Alatas (2003) describes the dimensions of academic dependency as the dependence on ideas, media of ideas, technology of education, aid and investment, and dependence in the West for skills. The author brings up Project CAMELOT as an example that overtly implies both political and academic imperialism. Although it was quickly recognized as a mistake, government research agendas could be more open with their intentions, whether imperialistic or not. At present, the US government continues to fund research internationally which in some cases might be construed as somewhat imperialist, but proposal wording is thoroughly vetted to maintain political correctness (e.g. agriculture and food security, economic growth and trade, etc. (USAID 2013)). In the case of openness, the countries on the receiving end would at least be aware of the intentions and the implications.
Whether government research agendas of Western countries are displaying dominance overtly or not, the establishment of Yale-NUS and Duke-NUS in Singapore is proof that the West still dominates in many aspects of academics. This obvious and deliberate partnership between NUS and universities from a Western power country can be attributed at least in part to academic dependency if not majorly. Another example is how New York University (NYU) has also independently set up fully functional satellite campuses in several countries around the world, but the reverse does not seem to be happening. In addition to sharing research agendas, sharing authorship between researchers from developed and developing countries is now common practice. Dunkin found that authorship dynamics varied by discipline and between solo and multiple authorship just within University of Sydney (Dunkin 1992). It would be interesting to survey how the addition of Yale-NUS and Duke-NUS will change authorship dynamics among researchers in Singapore.
Alatas asks us to consider academic dependency a crippling handicap for the scientists in developing countries. It seems that one way to overcome this would be for those countries to look inward instead of Westward. However, it may be quite difficult to deviate from the current trajectory pushed by the West (and often pulled by non-West) because academic dependence is already so integrated and accepted and has been for quite some time.
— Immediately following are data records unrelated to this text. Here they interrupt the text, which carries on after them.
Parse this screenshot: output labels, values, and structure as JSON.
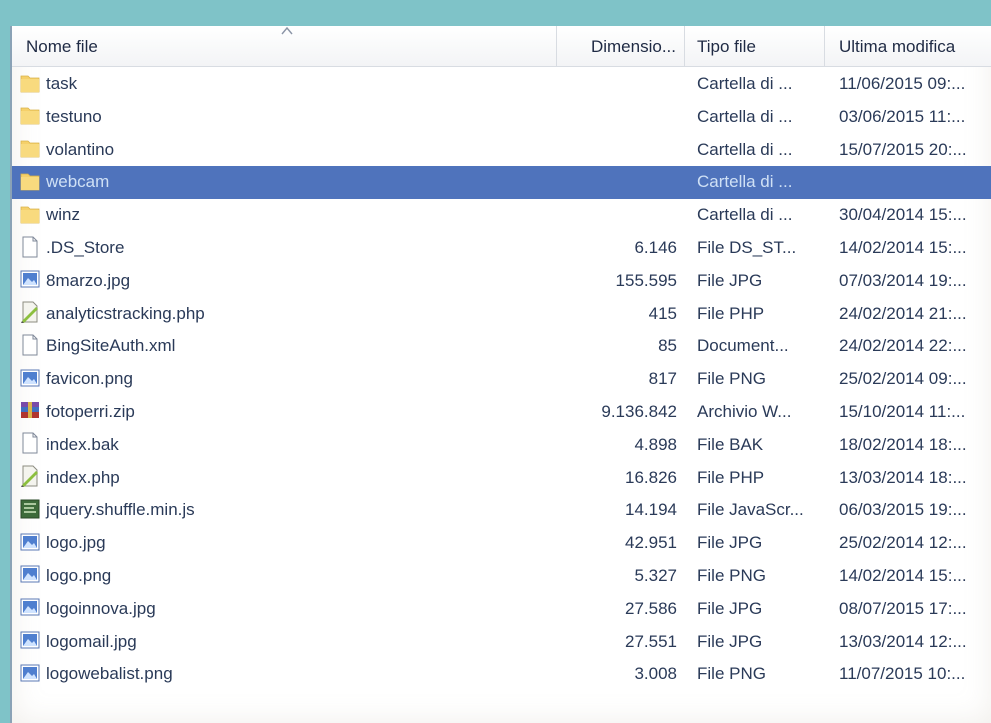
{
  "columns": {
    "name": "Nome file",
    "size": "Dimensio...",
    "type": "Tipo file",
    "date": "Ultima modifica"
  },
  "files": [
    {
      "name": "task",
      "size": "",
      "type": "Cartella di ...",
      "date": "11/06/2015 09:...",
      "icon": "folder-icon"
    },
    {
      "name": "testuno",
      "size": "",
      "type": "Cartella di ...",
      "date": "03/06/2015 11:...",
      "icon": "folder-icon"
    },
    {
      "name": "volantino",
      "size": "",
      "type": "Cartella di ...",
      "date": "15/07/2015 20:...",
      "icon": "folder-icon"
    },
    {
      "name": "webcam",
      "size": "",
      "type": "Cartella di ...",
      "date": "",
      "icon": "folder-icon",
      "selected": true
    },
    {
      "name": "winz",
      "size": "",
      "type": "Cartella di ...",
      "date": "30/04/2014 15:...",
      "icon": "folder-icon"
    },
    {
      "name": ".DS_Store",
      "size": "6.146",
      "type": "File DS_ST...",
      "date": "14/02/2014 15:...",
      "icon": "file-icon"
    },
    {
      "name": "8marzo.jpg",
      "size": "155.595",
      "type": "File JPG",
      "date": "07/03/2014 19:...",
      "icon": "image-icon"
    },
    {
      "name": "analyticstracking.php",
      "size": "415",
      "type": "File PHP",
      "date": "24/02/2014 21:...",
      "icon": "php-icon"
    },
    {
      "name": "BingSiteAuth.xml",
      "size": "85",
      "type": "Document...",
      "date": "24/02/2014 22:...",
      "icon": "file-icon"
    },
    {
      "name": "favicon.png",
      "size": "817",
      "type": "File PNG",
      "date": "25/02/2014 09:...",
      "icon": "image-icon"
    },
    {
      "name": "fotoperri.zip",
      "size": "9.136.842",
      "type": "Archivio W...",
      "date": "15/10/2014 11:...",
      "icon": "archive-icon"
    },
    {
      "name": "index.bak",
      "size": "4.898",
      "type": "File BAK",
      "date": "18/02/2014 18:...",
      "icon": "file-icon"
    },
    {
      "name": "index.php",
      "size": "16.826",
      "type": "File PHP",
      "date": "13/03/2014 18:...",
      "icon": "php-icon"
    },
    {
      "name": "jquery.shuffle.min.js",
      "size": "14.194",
      "type": "File JavaScr...",
      "date": "06/03/2015 19:...",
      "icon": "script-icon"
    },
    {
      "name": "logo.jpg",
      "size": "42.951",
      "type": "File JPG",
      "date": "25/02/2014 12:...",
      "icon": "image-icon"
    },
    {
      "name": "logo.png",
      "size": "5.327",
      "type": "File PNG",
      "date": "14/02/2014 15:...",
      "icon": "image-icon"
    },
    {
      "name": "logoinnova.jpg",
      "size": "27.586",
      "type": "File JPG",
      "date": "08/07/2015 17:...",
      "icon": "image-icon"
    },
    {
      "name": "logomail.jpg",
      "size": "27.551",
      "type": "File JPG",
      "date": "13/03/2014 12:...",
      "icon": "image-icon"
    },
    {
      "name": "logowebalist.png",
      "size": "3.008",
      "type": "File PNG",
      "date": "11/07/2015 10:...",
      "icon": "image-icon"
    }
  ],
  "colors": {
    "background": "#7fc3c8",
    "selection": "#4f73bc",
    "folder": "#f5d06a",
    "text": "#2a3a58"
  }
}
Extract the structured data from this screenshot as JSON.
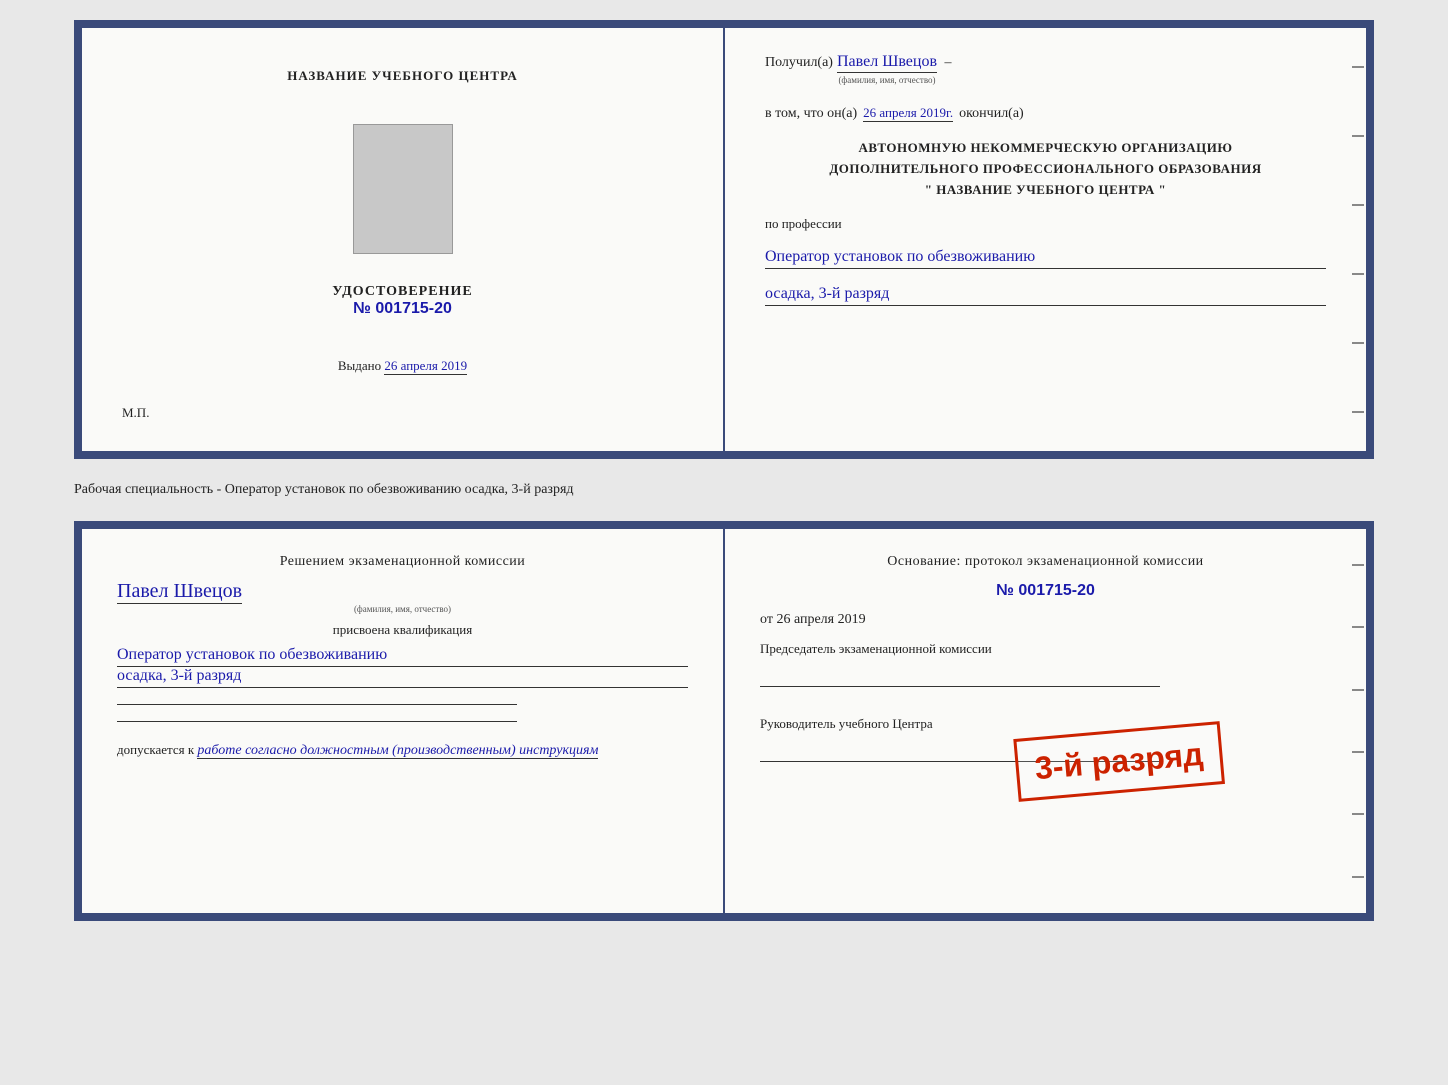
{
  "top_doc": {
    "left": {
      "school_name": "НАЗВАНИЕ УЧЕБНОГО ЦЕНТРА",
      "photo_alt": "Фото",
      "cert_title": "УДОСТОВЕРЕНИЕ",
      "cert_number_prefix": "№",
      "cert_number": "001715-20",
      "vydano_label": "Выдано",
      "vydano_date": "26 апреля 2019",
      "mp_label": "М.П."
    },
    "right": {
      "poluchil_label": "Получил(а)",
      "poluchil_name": "Павел Швецов",
      "fio_hint": "(фамилия, имя, отчество)",
      "v_tom_label": "в том, что он(а)",
      "date_value": "26 апреля 2019г.",
      "okonchil_label": "окончил(а)",
      "org_line1": "АВТОНОМНУЮ НЕКОММЕРЧЕСКУЮ ОРГАНИЗАЦИЮ",
      "org_line2": "ДОПОЛНИТЕЛЬНОГО ПРОФЕССИОНАЛЬНОГО ОБРАЗОВАНИЯ",
      "org_line3": "\"    НАЗВАНИЕ УЧЕБНОГО ЦЕНТРА    \"",
      "po_professii_label": "по профессии",
      "profession": "Оператор установок по обезвоживанию",
      "speciality": "осадка, 3-й разряд"
    }
  },
  "separator": {
    "text": "Рабочая специальность - Оператор установок по обезвоживанию осадка, 3-й разряд"
  },
  "bottom_doc": {
    "left": {
      "resheniem_label": "Решением  экзаменационной  комиссии",
      "name": "Павел Швецов",
      "fio_hint": "(фамилия, имя, отчество)",
      "prisvoena_label": "присвоена квалификация",
      "profession": "Оператор установок по обезвоживанию",
      "speciality": "осадка, 3-й разряд",
      "dopusk_label": "допускается к",
      "dopusk_value": "работе согласно должностным (производственным) инструкциям"
    },
    "right": {
      "osnovanie_label": "Основание: протокол экзаменационной  комиссии",
      "number_prefix": "№",
      "number": "001715-20",
      "ot_label": "от",
      "date": "26 апреля 2019",
      "predsedatel_label": "Председатель экзаменационной комиссии",
      "rukovoditel_label": "Руководитель учебного Центра"
    },
    "stamp": {
      "text": "3-й разряд"
    }
  }
}
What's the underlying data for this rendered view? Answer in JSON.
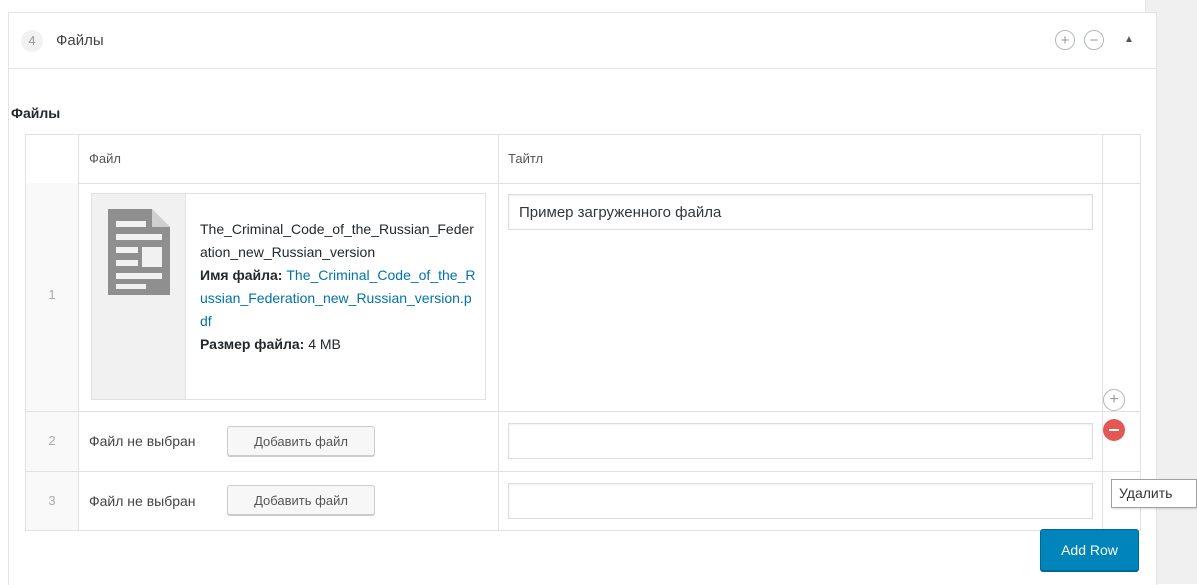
{
  "layout": {
    "order": "4",
    "title": "Файлы"
  },
  "field": {
    "label": "Файлы"
  },
  "table": {
    "headers": {
      "file": "Файл",
      "title": "Тайтл"
    },
    "rows": [
      {
        "num": "1",
        "file": {
          "name": "The_Criminal_Code_of_the_Russian_Federation_new_Russian_version",
          "filename_label": "Имя файла:",
          "filename": "The_Criminal_Code_of_the_Russian_Federation_new_Russian_version.pdf",
          "size_label": "Размер файла:",
          "size": "4 MB"
        },
        "title_value": "Пример загруженного файла"
      },
      {
        "num": "2",
        "no_file_text": "Файл не выбран",
        "add_file_label": "Добавить файл",
        "title_value": ""
      },
      {
        "num": "3",
        "no_file_text": "Файл не выбран",
        "add_file_label": "Добавить файл",
        "title_value": ""
      }
    ]
  },
  "row_actions": {
    "add_symbol": "+",
    "tooltip": "Удалить"
  },
  "header_actions": {
    "plus": "+",
    "minus": "−",
    "toggle": "▲"
  },
  "add_row_label": "Add Row",
  "colors": {
    "primary": "#0085ba",
    "remove": "#e55752",
    "link": "#0073aa"
  }
}
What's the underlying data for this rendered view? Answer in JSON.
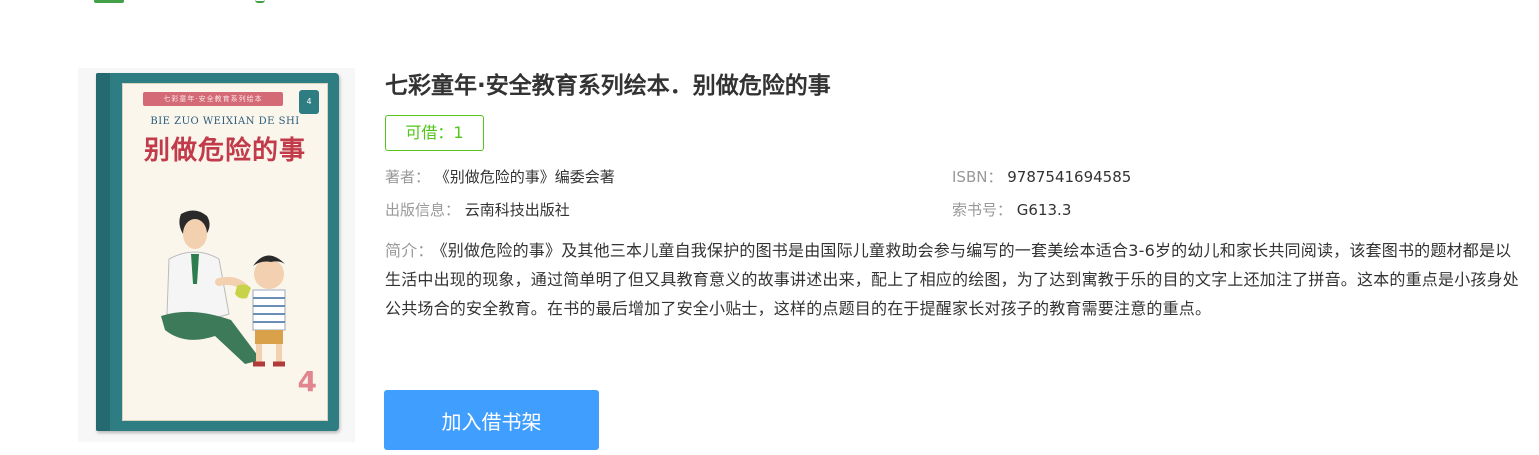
{
  "book": {
    "title": "七彩童年·安全教育系列绘本．别做危险的事",
    "availability": "可借：1",
    "author_label": "著者：",
    "author": "《别做危险的事》编委会著",
    "isbn_label": "ISBN：",
    "isbn": "9787541694585",
    "publisher_label": "出版信息：",
    "publisher": "云南科技出版社",
    "call_number_label": "索书号：",
    "call_number": "G613.3",
    "summary_label": "简介：",
    "summary": "《别做危险的事》及其他三本儿童自我保护的图书是由国际儿童救助会参与编写的一套美绘本适合3-6岁的幼儿和家长共同阅读，该套图书的题材都是以生活中出现的现象，通过简单明了但又具教育意义的故事讲述出来，配上了相应的绘图，为了达到寓教于乐的目的文字上还加注了拼音。这本的重点是小孩身处公共场合的安全教育。在书的最后增加了安全小贴士，这样的点题目的在于提醒家长对孩子的教育需要注意的重点。"
  },
  "cover": {
    "series_ribbon": "七彩童年·安全教育系列绘本",
    "pinyin": "BIE ZUO WEIXIAN DE SHI",
    "title": "别做危险的事",
    "number": "4",
    "colors": {
      "board": "#2e7d83",
      "title": "#c23b4a",
      "panel": "#faf6ec"
    }
  },
  "actions": {
    "add_to_shelf": "加入借书架"
  },
  "colors": {
    "accent_green": "#52c41a",
    "button_blue": "#409eff",
    "label_gray": "#999999",
    "text": "#333333"
  }
}
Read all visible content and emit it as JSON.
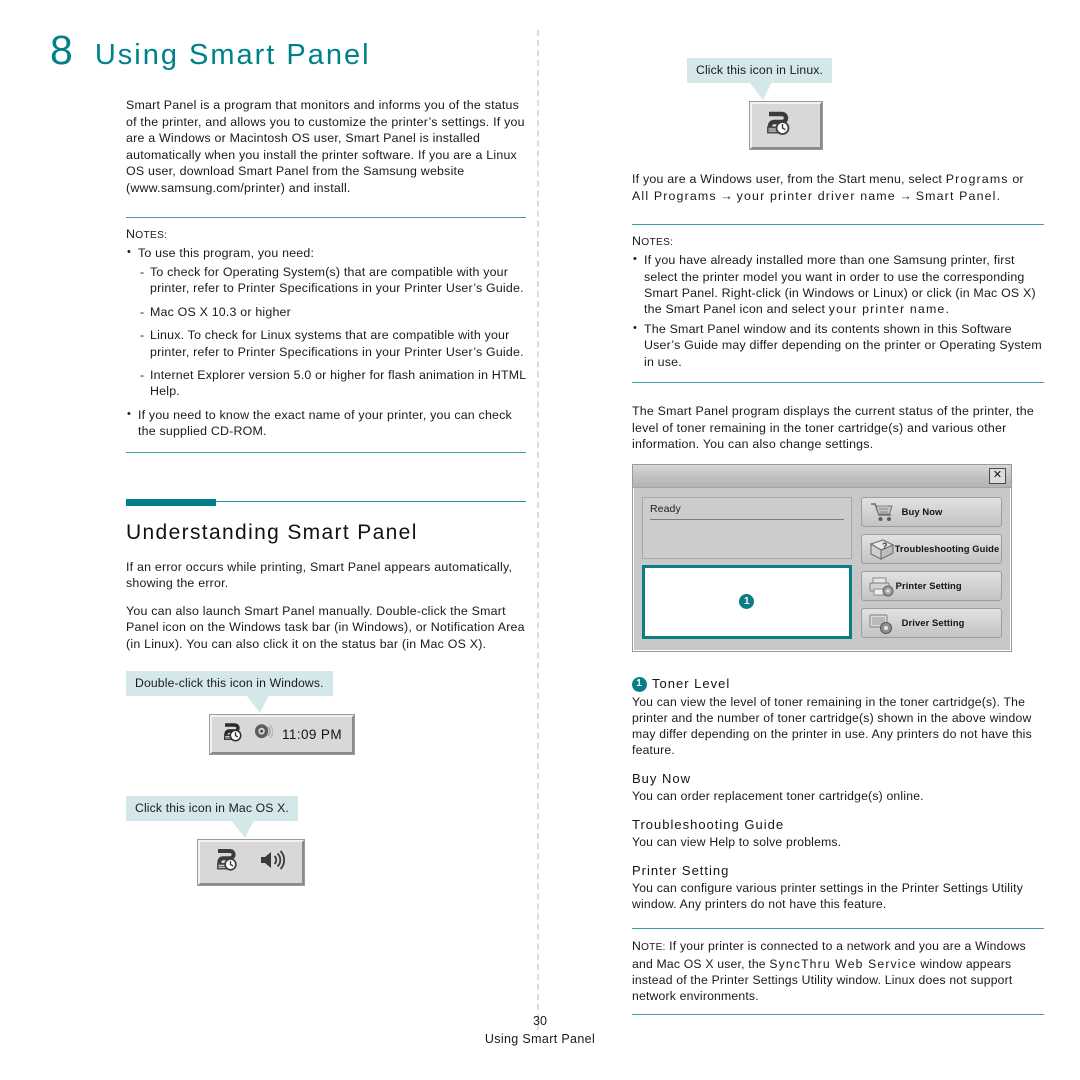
{
  "chapter": {
    "number": "8",
    "title": "Using Smart Panel"
  },
  "intro": {
    "paragraph": "Smart Panel is a program that monitors and informs you of the status of the printer, and allows you to customize the printer’s settings. If you are a Windows or Macintosh OS user, Smart Panel is installed automatically when you install the printer software. If you are a Linux OS user, download Smart Panel from the Samsung website (www.samsung.com/printer) and install."
  },
  "notes_left": {
    "label_first": "N",
    "label_rest": "OTES:",
    "items": [
      {
        "text": "To use this program, you need:",
        "sub": [
          "To check for Operating System(s) that are compatible with your printer, refer to Printer Specifications in your Printer User’s Guide.",
          "Mac OS X 10.3 or higher",
          "Linux. To check for Linux systems that are compatible with your printer, refer to Printer Specifications in your Printer User’s Guide.",
          "Internet Explorer version 5.0 or higher for flash animation in HTML Help."
        ]
      },
      {
        "text": "If you need to know the exact name of your printer, you can check the supplied CD-ROM.",
        "sub": []
      }
    ]
  },
  "section_understanding": {
    "title": "Understanding Smart Panel",
    "paragraph_1": "If an error occurs while printing, Smart Panel appears automatically, showing the error.",
    "paragraph_2": "You can also launch Smart Panel manually. Double-click the Smart Panel icon on the Windows task bar (in Windows), or Notification Area (in Linux). You can also click it on the status bar (in Mac OS X)."
  },
  "callouts": {
    "windows": {
      "balloon": "Double-click this icon in Windows.",
      "tray_time": "11:09 PM"
    },
    "macosx": {
      "balloon": "Click this icon in Mac OS X."
    },
    "linux": {
      "balloon": "Click this icon in Linux."
    }
  },
  "right_intro": {
    "paragraph": "If you are a Windows user, from the Start menu, select Programs or All Programs → your printer driver name → Smart Panel.",
    "plain_lead": "If you are a Windows user, from the Start menu, select ",
    "bold_1": "Programs",
    "mid_1": " or ",
    "bold_2": "All Programs",
    "arrow_1": " → ",
    "bold_3": "your printer driver name",
    "arrow_2": " → ",
    "bold_4": "Smart Panel",
    "tail": "."
  },
  "notes_right": {
    "label_first": "N",
    "label_rest": "OTES:",
    "items": [
      "If you have already installed more than one Samsung printer, first select the printer model you want in order to use the corresponding Smart Panel. Right-click (in Windows or Linux) or click (in Mac OS X) the Smart Panel icon and select your printer name.",
      "The Smart Panel window and its contents shown in this Software User’s Guide may differ depending on the printer or Operating System in use."
    ],
    "item1_plain": "If you have already installed more than one Samsung printer, first select the printer model you want in order to use the corresponding Smart Panel. Right-click (in Windows or Linux) or click (in Mac OS X) the Smart Panel icon and select ",
    "item1_bold": "your printer name",
    "item1_tail": "."
  },
  "program_desc": {
    "paragraph": "The Smart Panel program displays the current status of the printer, the level of toner remaining in the toner cartridge(s) and various other information. You can also change settings."
  },
  "smart_panel_window": {
    "close_label": "✕",
    "status_text": "Ready",
    "toner_badge": "1",
    "buttons": [
      {
        "label": "Buy Now",
        "icon": "shopping-cart-icon"
      },
      {
        "label": "Troubleshooting Guide",
        "icon": "help-book-icon"
      },
      {
        "label": "Printer Setting",
        "icon": "printer-gear-icon"
      },
      {
        "label": "Driver Setting",
        "icon": "driver-gear-icon"
      }
    ]
  },
  "descriptions": {
    "toner_level": {
      "badge": "1",
      "heading": "Toner Level",
      "body": "You can view the level of toner remaining in the toner cartridge(s). The printer and the number of toner cartridge(s) shown in the above window may differ depending on the printer in use. Any printers do not have this feature."
    },
    "buy_now": {
      "heading": "Buy Now",
      "body": "You can order replacement toner cartridge(s) online."
    },
    "troubleshooting_guide": {
      "heading": "Troubleshooting Guide",
      "body": "You can view Help to solve problems."
    },
    "printer_setting": {
      "heading": "Printer Setting",
      "body": "You can configure various printer settings in the Printer Settings Utility window. Any printers do not have this feature."
    }
  },
  "note_bottom": {
    "label_first": "N",
    "label_rest": "OTE:",
    "plain_1": " If your printer is connected to a network and you are a Windows and Mac OS X user, the ",
    "bold_1": "SyncThru Web Service",
    "plain_2": " window appears instead of the Printer Settings Utility window. Linux does not support network environments."
  },
  "footer": {
    "page_number": "30",
    "chapter_name": "Using Smart Panel"
  },
  "colors": {
    "teal": "#00818a",
    "teal_rule": "#3f9aa4",
    "balloon_bg": "#d4e8ea",
    "toner_border": "#0b7d85"
  }
}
Research by the academically dependent on this topic would be greatly insightful for furthering understanding and would increase the awareness and reflection on this issue by all groups.
Alatas, S. F. (2003). “Academic Dependency and the Global Division of Labour in the Social Sciences.” Current Sociology 51(6): 599-613.
Dunkin, M. (1992). “Some Dynamics of Authorship.” Australian Universities’ Review 35(1): 43-48.
USAID. (2013). “What We Do.” Retrieved 19 Feb, 2013, from http://www.usaid.gov/what-we-do.